* **Task requirements**
Your answer should repeat every line of the records below in which the word "emoji" appears.

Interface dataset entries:
------
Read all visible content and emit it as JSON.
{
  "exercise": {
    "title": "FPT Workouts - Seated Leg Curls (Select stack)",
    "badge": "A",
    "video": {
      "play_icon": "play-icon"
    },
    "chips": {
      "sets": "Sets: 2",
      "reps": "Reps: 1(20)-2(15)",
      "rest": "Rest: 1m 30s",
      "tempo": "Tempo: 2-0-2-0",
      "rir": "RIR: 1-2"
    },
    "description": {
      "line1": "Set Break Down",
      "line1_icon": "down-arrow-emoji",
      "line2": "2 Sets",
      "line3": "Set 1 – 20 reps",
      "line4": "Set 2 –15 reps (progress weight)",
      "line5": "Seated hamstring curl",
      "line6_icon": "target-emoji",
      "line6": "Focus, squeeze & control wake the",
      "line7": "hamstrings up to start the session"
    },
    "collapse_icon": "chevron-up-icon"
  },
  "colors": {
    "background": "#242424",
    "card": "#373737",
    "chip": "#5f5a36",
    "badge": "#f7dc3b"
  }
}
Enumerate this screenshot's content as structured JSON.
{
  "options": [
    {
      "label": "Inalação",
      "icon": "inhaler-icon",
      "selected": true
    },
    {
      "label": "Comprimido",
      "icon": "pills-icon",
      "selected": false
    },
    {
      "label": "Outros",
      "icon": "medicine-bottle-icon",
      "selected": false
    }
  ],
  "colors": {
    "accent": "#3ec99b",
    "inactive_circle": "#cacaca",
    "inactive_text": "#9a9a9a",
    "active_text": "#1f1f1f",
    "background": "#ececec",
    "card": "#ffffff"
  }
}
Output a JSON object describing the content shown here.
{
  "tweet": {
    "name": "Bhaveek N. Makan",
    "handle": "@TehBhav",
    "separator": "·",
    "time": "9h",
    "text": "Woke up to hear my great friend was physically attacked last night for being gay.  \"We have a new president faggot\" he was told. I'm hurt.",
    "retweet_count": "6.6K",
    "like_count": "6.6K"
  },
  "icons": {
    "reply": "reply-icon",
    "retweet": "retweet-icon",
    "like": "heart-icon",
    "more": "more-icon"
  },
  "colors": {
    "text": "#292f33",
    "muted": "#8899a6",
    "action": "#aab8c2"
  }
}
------
* **Task response**
      "line1_icon": "down-arrow-emoji",
      "line6_icon": "target-emoji",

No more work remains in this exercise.